WHAT YOU NEED TO DO: Would you give the number of lines in the entries that contain the word "Felicitaciones"? Nothing else is needed.

────────────────

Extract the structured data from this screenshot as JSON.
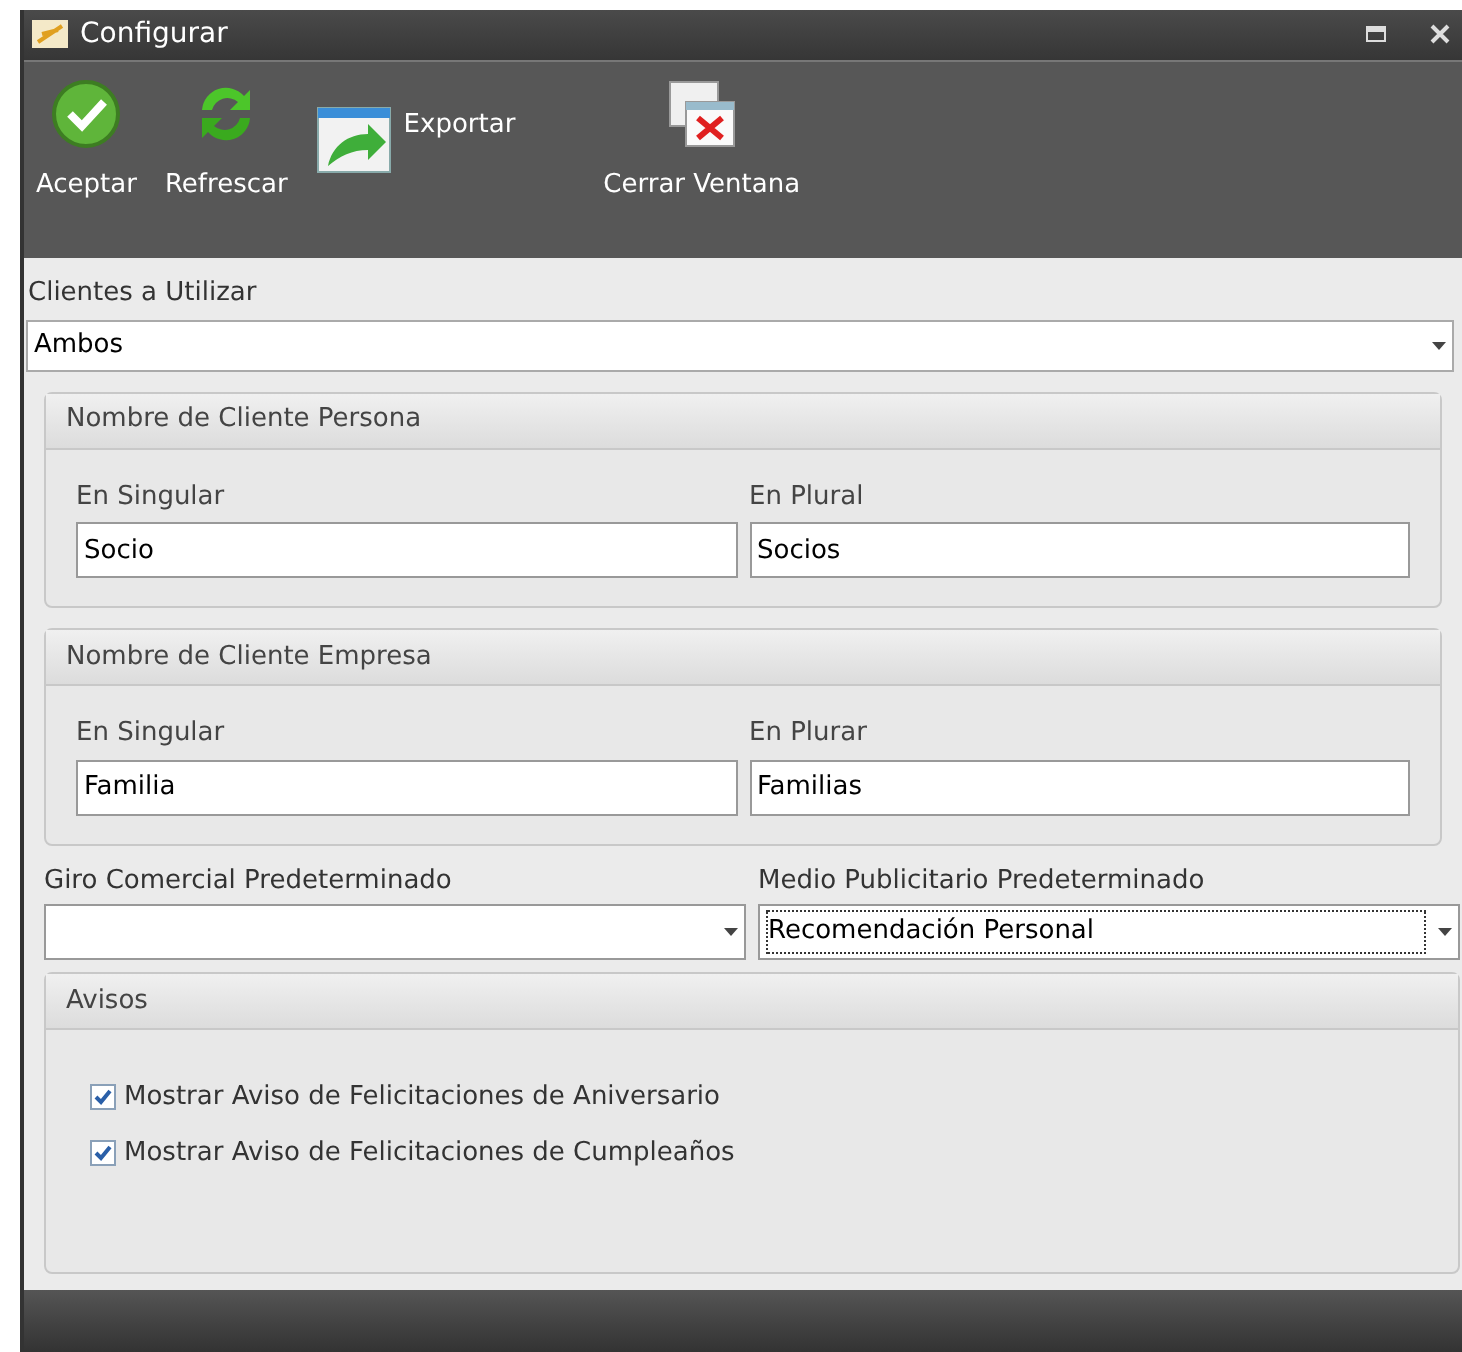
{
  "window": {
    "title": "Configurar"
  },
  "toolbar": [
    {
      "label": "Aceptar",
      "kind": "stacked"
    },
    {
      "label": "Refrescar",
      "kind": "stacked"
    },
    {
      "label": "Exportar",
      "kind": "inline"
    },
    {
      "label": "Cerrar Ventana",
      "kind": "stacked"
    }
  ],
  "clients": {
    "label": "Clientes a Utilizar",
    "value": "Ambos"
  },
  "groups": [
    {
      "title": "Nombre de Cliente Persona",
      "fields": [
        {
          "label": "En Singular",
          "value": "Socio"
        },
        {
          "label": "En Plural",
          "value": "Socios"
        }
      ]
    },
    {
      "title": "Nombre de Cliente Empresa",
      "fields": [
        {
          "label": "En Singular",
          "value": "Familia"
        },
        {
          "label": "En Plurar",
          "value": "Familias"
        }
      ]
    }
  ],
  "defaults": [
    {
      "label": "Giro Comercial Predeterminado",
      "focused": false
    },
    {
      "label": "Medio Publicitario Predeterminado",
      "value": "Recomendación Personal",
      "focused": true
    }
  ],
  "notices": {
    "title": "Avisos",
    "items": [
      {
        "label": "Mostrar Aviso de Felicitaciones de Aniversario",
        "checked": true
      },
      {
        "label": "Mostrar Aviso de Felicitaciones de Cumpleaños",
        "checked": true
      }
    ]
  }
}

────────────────

WRITTEN RESPONSE: 2